▶
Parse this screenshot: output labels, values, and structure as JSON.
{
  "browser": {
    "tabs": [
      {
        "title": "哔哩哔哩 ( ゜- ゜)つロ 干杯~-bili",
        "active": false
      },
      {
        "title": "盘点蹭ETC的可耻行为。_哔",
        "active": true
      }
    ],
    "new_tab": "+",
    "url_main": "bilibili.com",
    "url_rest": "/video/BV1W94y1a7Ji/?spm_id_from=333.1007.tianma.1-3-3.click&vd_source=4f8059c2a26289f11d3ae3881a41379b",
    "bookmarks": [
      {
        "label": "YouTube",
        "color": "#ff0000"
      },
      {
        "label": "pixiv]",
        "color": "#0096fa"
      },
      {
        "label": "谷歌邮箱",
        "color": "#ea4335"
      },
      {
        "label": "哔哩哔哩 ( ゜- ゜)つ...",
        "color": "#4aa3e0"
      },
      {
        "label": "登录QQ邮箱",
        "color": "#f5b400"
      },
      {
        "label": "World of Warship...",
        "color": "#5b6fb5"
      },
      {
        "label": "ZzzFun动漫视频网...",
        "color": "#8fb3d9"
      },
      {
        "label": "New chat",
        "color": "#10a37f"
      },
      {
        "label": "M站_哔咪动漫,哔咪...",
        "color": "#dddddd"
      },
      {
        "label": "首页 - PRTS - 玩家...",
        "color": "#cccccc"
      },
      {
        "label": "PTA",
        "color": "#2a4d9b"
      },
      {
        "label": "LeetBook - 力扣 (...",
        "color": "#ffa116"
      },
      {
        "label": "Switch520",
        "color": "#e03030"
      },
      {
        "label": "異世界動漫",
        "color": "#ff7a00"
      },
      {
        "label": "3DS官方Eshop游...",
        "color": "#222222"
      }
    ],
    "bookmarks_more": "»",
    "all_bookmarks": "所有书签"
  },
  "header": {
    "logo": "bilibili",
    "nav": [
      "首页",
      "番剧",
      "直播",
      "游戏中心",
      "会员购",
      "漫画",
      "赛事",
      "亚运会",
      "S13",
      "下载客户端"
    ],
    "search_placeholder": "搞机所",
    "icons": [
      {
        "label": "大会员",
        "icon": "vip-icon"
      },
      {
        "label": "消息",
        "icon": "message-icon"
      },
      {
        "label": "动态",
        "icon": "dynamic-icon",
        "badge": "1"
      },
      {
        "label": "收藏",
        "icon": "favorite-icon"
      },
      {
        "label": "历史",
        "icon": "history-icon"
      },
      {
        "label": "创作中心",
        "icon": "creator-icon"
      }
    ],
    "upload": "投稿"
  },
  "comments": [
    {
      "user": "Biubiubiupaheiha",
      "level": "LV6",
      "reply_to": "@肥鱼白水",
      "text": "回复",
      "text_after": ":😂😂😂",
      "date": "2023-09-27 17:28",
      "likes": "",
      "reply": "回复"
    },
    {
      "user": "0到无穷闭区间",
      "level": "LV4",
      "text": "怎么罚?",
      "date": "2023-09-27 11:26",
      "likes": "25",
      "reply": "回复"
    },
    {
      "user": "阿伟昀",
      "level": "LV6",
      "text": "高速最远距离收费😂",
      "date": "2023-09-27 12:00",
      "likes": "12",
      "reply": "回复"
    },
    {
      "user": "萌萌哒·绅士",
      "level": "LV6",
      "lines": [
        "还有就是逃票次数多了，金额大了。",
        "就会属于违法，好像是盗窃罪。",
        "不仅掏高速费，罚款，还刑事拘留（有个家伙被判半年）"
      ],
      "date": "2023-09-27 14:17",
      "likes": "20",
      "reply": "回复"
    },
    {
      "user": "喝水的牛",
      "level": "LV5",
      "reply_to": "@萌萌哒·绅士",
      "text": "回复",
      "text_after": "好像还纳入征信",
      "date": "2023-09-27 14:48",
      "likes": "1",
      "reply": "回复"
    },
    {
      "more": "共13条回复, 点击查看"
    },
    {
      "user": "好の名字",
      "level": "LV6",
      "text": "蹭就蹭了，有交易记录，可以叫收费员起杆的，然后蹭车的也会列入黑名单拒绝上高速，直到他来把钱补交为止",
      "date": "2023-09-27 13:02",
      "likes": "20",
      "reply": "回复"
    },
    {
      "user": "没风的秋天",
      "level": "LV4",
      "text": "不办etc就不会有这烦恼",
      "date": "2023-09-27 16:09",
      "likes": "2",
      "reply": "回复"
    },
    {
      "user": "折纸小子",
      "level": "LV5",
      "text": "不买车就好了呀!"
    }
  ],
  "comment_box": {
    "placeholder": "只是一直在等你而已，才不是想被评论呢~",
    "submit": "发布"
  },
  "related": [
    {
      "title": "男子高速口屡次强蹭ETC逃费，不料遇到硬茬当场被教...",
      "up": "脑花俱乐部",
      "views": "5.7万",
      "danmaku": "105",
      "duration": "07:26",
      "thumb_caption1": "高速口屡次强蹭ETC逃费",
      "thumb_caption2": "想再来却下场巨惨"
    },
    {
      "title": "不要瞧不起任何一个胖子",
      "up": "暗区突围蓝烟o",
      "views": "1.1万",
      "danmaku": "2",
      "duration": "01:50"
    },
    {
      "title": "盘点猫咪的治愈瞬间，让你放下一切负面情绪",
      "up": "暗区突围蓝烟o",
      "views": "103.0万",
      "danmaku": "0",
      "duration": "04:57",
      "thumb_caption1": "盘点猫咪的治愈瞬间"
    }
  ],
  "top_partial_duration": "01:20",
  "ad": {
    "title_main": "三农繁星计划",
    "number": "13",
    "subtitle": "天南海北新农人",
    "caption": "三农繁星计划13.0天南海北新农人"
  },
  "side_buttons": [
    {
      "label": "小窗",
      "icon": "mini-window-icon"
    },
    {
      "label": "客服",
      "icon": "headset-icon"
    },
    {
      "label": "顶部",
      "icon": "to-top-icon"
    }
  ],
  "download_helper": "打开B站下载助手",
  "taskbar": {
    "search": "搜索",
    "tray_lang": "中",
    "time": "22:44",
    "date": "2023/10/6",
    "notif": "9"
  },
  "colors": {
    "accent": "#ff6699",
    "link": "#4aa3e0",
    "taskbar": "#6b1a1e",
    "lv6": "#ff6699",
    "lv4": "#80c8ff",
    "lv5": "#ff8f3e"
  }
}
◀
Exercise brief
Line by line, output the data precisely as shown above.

Result of the exercise
Parse this screenshot: output labels, values, and structure as JSON.
{
  "browser": {
    "tabs": [
      {
        "title": "哔哩哔哩 ( ゜- ゜)つロ 干杯~-bili",
        "active": false
      },
      {
        "title": "盘点蹭ETC的可耻行为。_哔",
        "active": true
      }
    ],
    "new_tab": "+",
    "url_main": "bilibili.com",
    "url_rest": "/video/BV1W94y1a7Ji/?spm_id_from=333.1007.tianma.1-3-3.click&vd_source=4f8059c2a26289f11d3ae3881a41379b",
    "bookmarks": [
      {
        "label": "YouTube",
        "color": "#ff0000"
      },
      {
        "label": "pixiv]",
        "color": "#0096fa"
      },
      {
        "label": "谷歌邮箱",
        "color": "#ea4335"
      },
      {
        "label": "哔哩哔哩 ( ゜- ゜)つ...",
        "color": "#4aa3e0"
      },
      {
        "label": "登录QQ邮箱",
        "color": "#f5b400"
      },
      {
        "label": "World of Warship...",
        "color": "#5b6fb5"
      },
      {
        "label": "ZzzFun动漫视频网...",
        "color": "#8fb3d9"
      },
      {
        "label": "New chat",
        "color": "#10a37f"
      },
      {
        "label": "M站_哔咪动漫,哔咪...",
        "color": "#dddddd"
      },
      {
        "label": "首页 - PRTS - 玩家...",
        "color": "#cccccc"
      },
      {
        "label": "PTA",
        "color": "#2a4d9b"
      },
      {
        "label": "LeetBook - 力扣 (...",
        "color": "#ffa116"
      },
      {
        "label": "Switch520",
        "color": "#e03030"
      },
      {
        "label": "異世界動漫",
        "color": "#ff7a00"
      },
      {
        "label": "3DS官方Eshop游...",
        "color": "#222222"
      }
    ],
    "bookmarks_more": "»",
    "all_bookmarks": "所有书签"
  },
  "header": {
    "logo": "bilibili",
    "nav": [
      "首页",
      "番剧",
      "直播",
      "游戏中心",
      "会员购",
      "漫画",
      "赛事",
      "亚运会",
      "S13",
      "下载客户端"
    ],
    "search_placeholder": "搞机所",
    "icons": [
      {
        "label": "大会员",
        "icon": "vip-icon"
      },
      {
        "label": "消息",
        "icon": "message-icon"
      },
      {
        "label": "动态",
        "icon": "dynamic-icon",
        "badge": "1"
      },
      {
        "label": "收藏",
        "icon": "favorite-icon"
      },
      {
        "label": "历史",
        "icon": "history-icon"
      },
      {
        "label": "创作中心",
        "icon": "creator-icon"
      }
    ],
    "upload": "投稿"
  },
  "comments": [
    {
      "user": "Biubiubiupaheiha",
      "level": "LV6",
      "reply_to": "@肥鱼白水",
      "text": "回复",
      "text_after": ":😂😂😂",
      "date": "2023-09-27 17:28",
      "likes": "",
      "reply": "回复"
    },
    {
      "user": "0到无穷闭区间",
      "level": "LV4",
      "text": "怎么罚?",
      "date": "2023-09-27 11:26",
      "likes": "25",
      "reply": "回复"
    },
    {
      "user": "阿伟昀",
      "level": "LV6",
      "text": "高速最远距离收费😂",
      "date": "2023-09-27 12:00",
      "likes": "12",
      "reply": "回复"
    },
    {
      "user": "萌萌哒·绅士",
      "level": "LV6",
      "lines": [
        "还有就是逃票次数多了，金额大了。",
        "就会属于违法，好像是盗窃罪。",
        "不仅掏高速费，罚款，还刑事拘留（有个家伙被判半年）"
      ],
      "date": "2023-09-27 14:17",
      "likes": "20",
      "reply": "回复"
    },
    {
      "user": "喝水的牛",
      "level": "LV5",
      "reply_to": "@萌萌哒·绅士",
      "text": "回复",
      "text_after": "好像还纳入征信",
      "date": "2023-09-27 14:48",
      "likes": "1",
      "reply": "回复"
    },
    {
      "more": "共13条回复, 点击查看"
    },
    {
      "user": "好の名字",
      "level": "LV6",
      "text": "蹭就蹭了，有交易记录，可以叫收费员起杆的，然后蹭车的也会列入黑名单拒绝上高速，直到他来把钱补交为止",
      "date": "2023-09-27 13:02",
      "likes": "20",
      "reply": "回复"
    },
    {
      "user": "没风的秋天",
      "level": "LV4",
      "text": "不办etc就不会有这烦恼",
      "date": "2023-09-27 16:09",
      "likes": "2",
      "reply": "回复"
    },
    {
      "user": "折纸小子",
      "level": "LV5",
      "text": "不买车就好了呀!"
    }
  ],
  "comment_box": {
    "placeholder": "只是一直在等你而已，才不是想被评论呢~",
    "submit": "发布"
  },
  "related": [
    {
      "title": "男子高速口屡次强蹭ETC逃费，不料遇到硬茬当场被教...",
      "up": "脑花俱乐部",
      "views": "5.7万",
      "danmaku": "105",
      "duration": "07:26",
      "thumb_caption1": "高速口屡次强蹭ETC逃费",
      "thumb_caption2": "想再来却下场巨惨"
    },
    {
      "title": "不要瞧不起任何一个胖子",
      "up": "暗区突围蓝烟o",
      "views": "1.1万",
      "danmaku": "2",
      "duration": "01:50"
    },
    {
      "title": "盘点猫咪的治愈瞬间，让你放下一切负面情绪",
      "up": "暗区突围蓝烟o",
      "views": "103.0万",
      "danmaku": "0",
      "duration": "04:57",
      "thumb_caption1": "盘点猫咪的治愈瞬间"
    }
  ],
  "top_partial_duration": "01:20",
  "ad": {
    "title_main": "三农繁星计划",
    "number": "13",
    "subtitle": "天南海北新农人",
    "caption": "三农繁星计划13.0天南海北新农人"
  },
  "side_buttons": [
    {
      "label": "小窗",
      "icon": "mini-window-icon"
    },
    {
      "label": "客服",
      "icon": "headset-icon"
    },
    {
      "label": "顶部",
      "icon": "to-top-icon"
    }
  ],
  "download_helper": "打开B站下载助手",
  "taskbar": {
    "search": "搜索",
    "tray_lang": "中",
    "time": "22:44",
    "date": "2023/10/6",
    "notif": "9"
  },
  "colors": {
    "accent": "#ff6699",
    "link": "#4aa3e0",
    "taskbar": "#6b1a1e",
    "lv6": "#ff6699",
    "lv4": "#80c8ff",
    "lv5": "#ff8f3e"
  }
}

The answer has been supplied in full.